Families, friends and fellow surfers gathered at the north ramp near the New Brighton Pier to remember Rangimaria (Rangi) Adrian Te Otimi King, 42, who died from liver cancer on May 4.
Described as an “outstanding surfer” and a “New Brighton legend”, King was a professional surfer whose career took off in the late 1980s. He was a member of the New Zealand scholastics team and his career highlights included beating former professional surfer Martin Potter.
King was competing at the Konica all stars skin contest at Sandon Point, Wollongong, when he beat Potter in the early 1990s.
King narrowly came second to Australian surfer Mark Occhilupo in the Konica contest.
He began surfing at age 11 after volunteers, including his father Wally, helped start a surfing programme as part of St Ambrose Anglican Church’s drop-in centre.
Faith Family Fellowship Aranui soon found out the group was interested in surfing and donated their old surfboards from the 1940s.
It wasn’t long before King “caught the bug”. He took just three weeks to pick up surfing while the rest of the group took about 18 months.
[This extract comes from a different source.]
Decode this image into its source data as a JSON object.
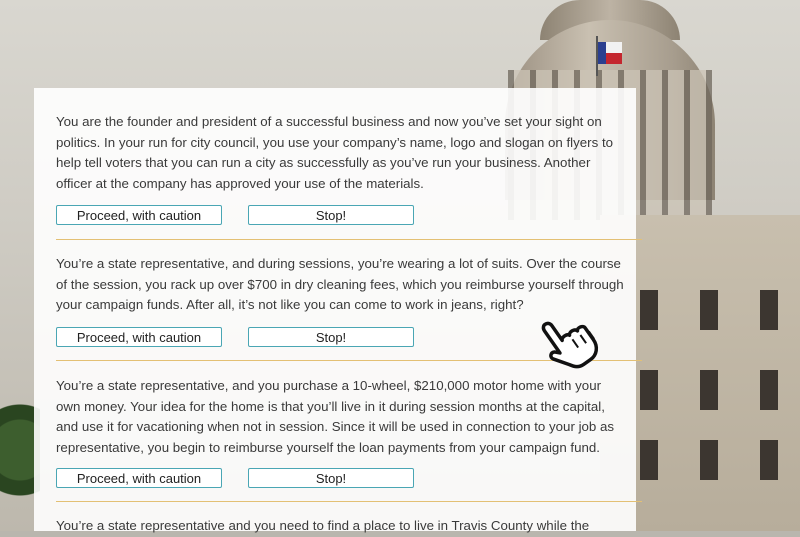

His sister Nga Anderson said he would borrow other people’s surfboards and they would laugh at him until they saw him surf.
“That was when they had different respect for him,” she said.
EXIT Surf Shop owner Tristan Bennett said no one had heard of him before he competed in a Canterbury scholastic surfing competition when he was 13 and “blew everyone away”.
“I have got people who would come into the surf shop and say ‘I have just been down at Brighton; there is a kid out there destroying it’,” he said.
Photographer Warren Hawke, who travelled with King for photoshoots over a period of two to three years, said he had an uncanny natural surfing ability.
He said at the beginning of his career, King started to win contests on surfboards which were not even up to high performance level at the time.
He was quickly picked up as a professional and sponsored by the Exit Surf Shop, surf clothing and board company O’Neill, and POTTZ Surfboards, among others.
King’s pro career lasted more than 10 years into his early 20s.
After he stopped surfing professionally, he continued to teach surfing in New Brighton.
Close friend Sam Johnston, who started out surfing with King, said he was unique in and out of the water, a talented guitarist and good at any sport he played.
Another friend Haydo Brain said King was one of the most influential surfers for him growing up, and one of New Zealand’s best, fastest and most progressive board riders during and after his pro carreer.
Hundreds turned out for King’s funeral at Clareville Cemetery, Carterton, on May 7.